Stewart noted that the disclosure requirements represent the most significant revisions to these rules in 40 years.
"The regulation is much more than mere cosmetic changes to two loan disclosure documents, and it will affect U.S. mortgage lenders in unprecedented ways," she told Credit Union Journal. With 1,888 pages of identifying requirements and over 400 regulatory citation changes, it is being called an "industry game-changer."
The new rules include detailed requirements for producing and delivering the two disclosures in ways that will impact a lender's entire mortgage operation, including business processes, technology, policies and procedures, vendor relationships, employee readiness and training, and customer service, she stated.
"Failure to comply with these rules could result in unprecedented fines and penalties, costing thousands of dollars each day, lost business — and exposing lenders to substantial regulatory and reputational risks," Stewart warned. Moreover, despite the magnitude of change forewarned by these new rules, many lenders appear too slow in implementing a strategy to prepare for imminent changes.
"Lenders should definitely be alarmed by the TILA-RESPA rules," Stewart added. "The new documents are very, very different from the ones in use today and are very technical. And implementation poses a set of complex, complicated changes for one's entire lending processes and procedures. Developing a game plan to address all of these changes is something that needs to be done today, not tomorrow."

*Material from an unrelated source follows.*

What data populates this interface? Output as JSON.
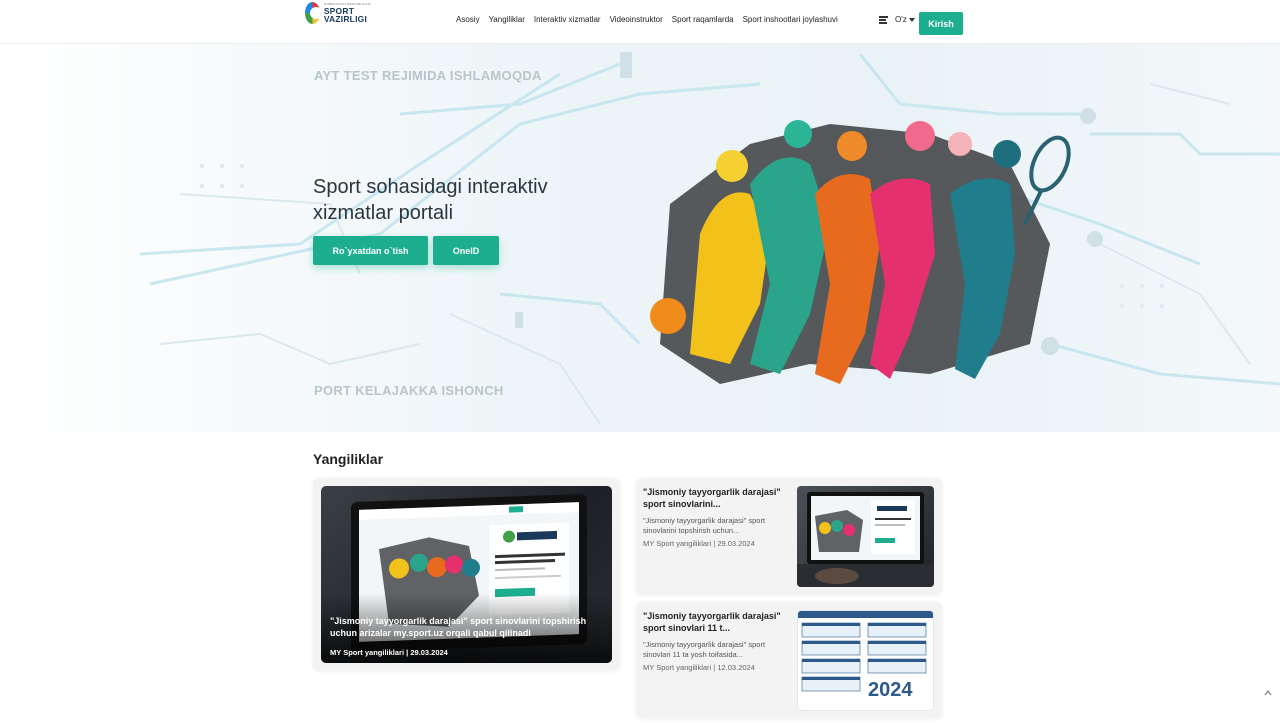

Stewart further advises that with so much at stake, it is "critical" that lenders develop a plan, not only to manage the document changes required by the new integrated disclosures, but one that addresses the operational and workflow changes and how they will implement those changes.